20110618, 15:26  #1 
Jun 2011
2_{8} Posts 
CPU @ 100%
Just installed GIMP, and as soon as I started the program, my cpu maxed out. I restarted, and it maxed out again. Opened my process manager, and GIMP was using between 4996%. I understood that it would not affect my performance very much, however with the CPU maxed, I can't do much. I closed the program, and my CPU dropped down to about 10%.
So what do I need to do? 
20110618, 16:18  #2  
Bamboozled!
"๐บ๐๐ท๐ท๐ญ"
May 2003
Down not across
2^{2}·3·941 Posts 
Quote:
My machines spend virtually their entire life running at 100% CPU and yet hardly ever does it impinge on interactive work. Paul Last fiddled with by xilman on 20110618 at 16:19 Reason: Fix minor typo 

20110618, 17:16  #3 
6809 > 6502
"""""""""""""""""""
Aug 2003
101ร103 Posts
10100100010000_{2} Posts 
Yes, this is normal and it is fine.
The Prime95 program only fills in the gaps when nothing else is running. As you saw, when it is not running typically between 9095% of the CPU time is wasted, Prime95 only takes that time. As you noted, you saw 49%96%. The first was likely while Prime95 had started a thread on 1 core and was waiting to start it on another. And since Paul neglected to say it, "Welcome to the world of Prime Crunching". 
20110618, 17:26  #4 
Jun 2011
10_{2} Posts 
Thanks guys, I just misread the info. At this rate I'll find a prime in no time.

20110620, 01:24  #5 
"Richard B. Woods"
Aug 2002
Wisconsin USA
2^{2}·3·641 Posts 
I think that if you'd actually tried doing something (word processing, browsing, whatever...), instead of only looking at the CPUbusy meter, you would have found that you could actually do whatever you wanted to do.

20110620, 02:45  #6 
Dec 2010
Monticello
5×359 Posts 
More likely you will find a nonprime in no time...the collective primecrunchers have been looking for Mersenne Prime #48 (which may or may not be the 48th Mersenne Prime) for a couple years now...but nonetheless, good luck!

20110620, 08:11  #7 
Jun 2003
7·167 Posts 
His chances of finding a prime are quite good: most found factors are prime.

20110702, 19:58  #8  
Jun 2011
Henlopen Acres, Delaware
133_{10} Posts 
Quote:
Very funny, and equally true. I think the OP meant "Mersenne Prime" though. If you look at the total GHzdays reported on the Mersenne.org page, and divide that by 13 (the number of them found by GIMPS) that's the average GHzdays per prime. Put your own GHzdays in the numerator, and that number in the denominator, and that is roughly your odds of finding a Mersenne. 

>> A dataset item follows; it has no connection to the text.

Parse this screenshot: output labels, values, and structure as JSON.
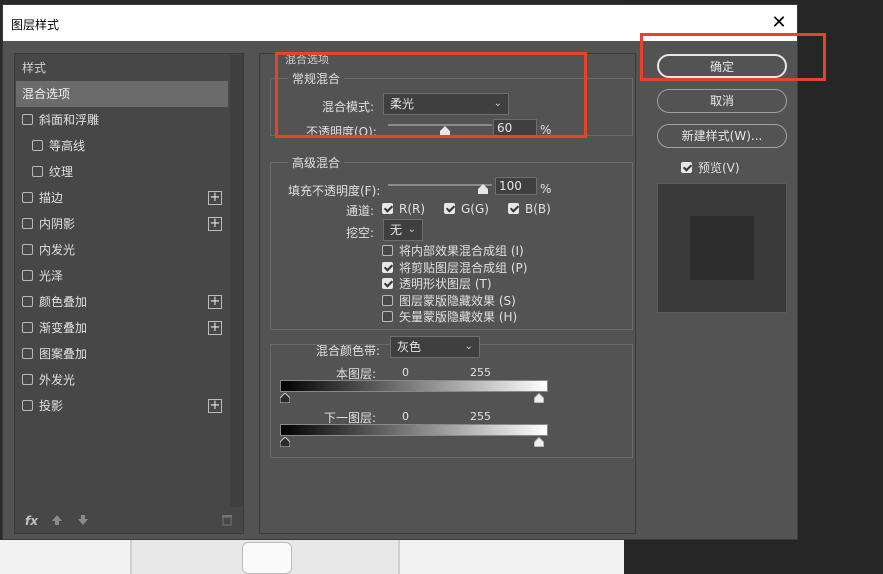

20110702, 21:23  #9  
"Brian"
Jul 2007
The Netherlands
2·3·5·109 Posts 
Quote:
A sizeable proportion of that total GHzdays will be factoring worktypes which would not in themselves discover a Mersenne Prime, or double checking which would be extremely unlikely to (never has so far). So obviously your worktype is very important: it needs to be LL and highly preferably firsttime testing. And the LLwork which is being done now is on much larger numbers than in the early days of GIMPS, and these numbers require far more GHzdays to test, plus it's also reasonable to assume that the Mersenne Primes will be more sparsely distributed in this current working zone: so the LLwork now will discover far fewer primes relative to GHzdays than the early work did. 

20110703, 00:11  #10  
Jun 2011
Henlopen Acres, Delaware
10000101_{2} Posts 
Quote:


20110703, 02:40  #11 
Dec 2010
Monticello
703_{16} Posts 
Yep, core #4 is, however, doing something important: Making sure that the first LL test indeed correctly reported that the exponent was a composite. There's a slight (probably worse than 1 in a million) chance that an exponent was incorrectly reported as composite  it both has to be prime, and the first LL test has to have incorrectly reported it was composite.
P1 is also good work for a CPU; I'm finding factors on average in significantly fewer GHz days than it would take to do two LL tests. You just have to give it a lot (a Gigabyte or so) of memory.